## [TASK GOAL]
Could you please reproduce the entries exactly, leaving out any pictures?

## [DATASET ENTRIES]
:::::

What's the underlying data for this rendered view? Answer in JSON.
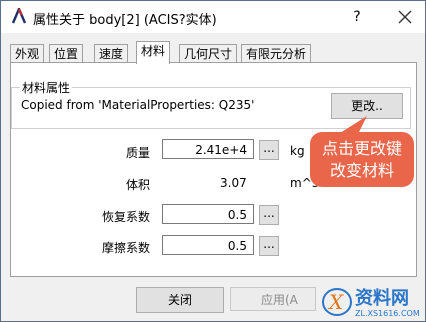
{
  "window": {
    "title": "属性关于 body[2] (ACIS?实体)",
    "help_label": "?",
    "close_icon": "close-icon"
  },
  "tabs": [
    "外观",
    "位置",
    "速度",
    "材料",
    "几何尺寸",
    "有限元分析"
  ],
  "active_tab": "材料",
  "material": {
    "group_title": "材料属性",
    "value": "Copied from 'MaterialProperties: Q235'",
    "change_button": "更改.."
  },
  "properties": {
    "mass": {
      "label": "质量",
      "value": "2.41e+4",
      "button": "...",
      "unit": "kg"
    },
    "volume": {
      "label": "体积",
      "value": "3.07",
      "unit": "m^3"
    },
    "restitution": {
      "label": "恢复系数",
      "value": "0.5",
      "button": "..."
    },
    "friction": {
      "label": "摩擦系数",
      "value": "0.5",
      "button": "..."
    }
  },
  "callout": {
    "line1": "点击更改键",
    "line2": "改变材料",
    "color": "#e9664a"
  },
  "footer": {
    "close_label": "关闭",
    "apply_label": "应用(A"
  },
  "watermark": {
    "brand": "资料网",
    "url": "ZL.XS1616.COM"
  }
}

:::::

## [FINAL ANSWER]
What's the underlying data for this rendered view? Answer in JSON.
{
  "window": {
    "title": "属性关于 body[2] (ACIS?实体)",
    "help_label": "?",
    "close_icon": "close-icon"
  },
  "tabs": [
    "外观",
    "位置",
    "速度",
    "材料",
    "几何尺寸",
    "有限元分析"
  ],
  "active_tab": "材料",
  "material": {
    "group_title": "材料属性",
    "value": "Copied from 'MaterialProperties: Q235'",
    "change_button": "更改.."
  },
  "properties": {
    "mass": {
      "label": "质量",
      "value": "2.41e+4",
      "button": "...",
      "unit": "kg"
    },
    "volume": {
      "label": "体积",
      "value": "3.07",
      "unit": "m^3"
    },
    "restitution": {
      "label": "恢复系数",
      "value": "0.5",
      "button": "..."
    },
    "friction": {
      "label": "摩擦系数",
      "value": "0.5",
      "button": "..."
    }
  },
  "callout": {
    "line1": "点击更改键",
    "line2": "改变材料",
    "color": "#e9664a"
  },
  "footer": {
    "close_label": "关闭",
    "apply_label": "应用(A"
  },
  "watermark": {
    "brand": "资料网",
    "url": "ZL.XS1616.COM"
  }
}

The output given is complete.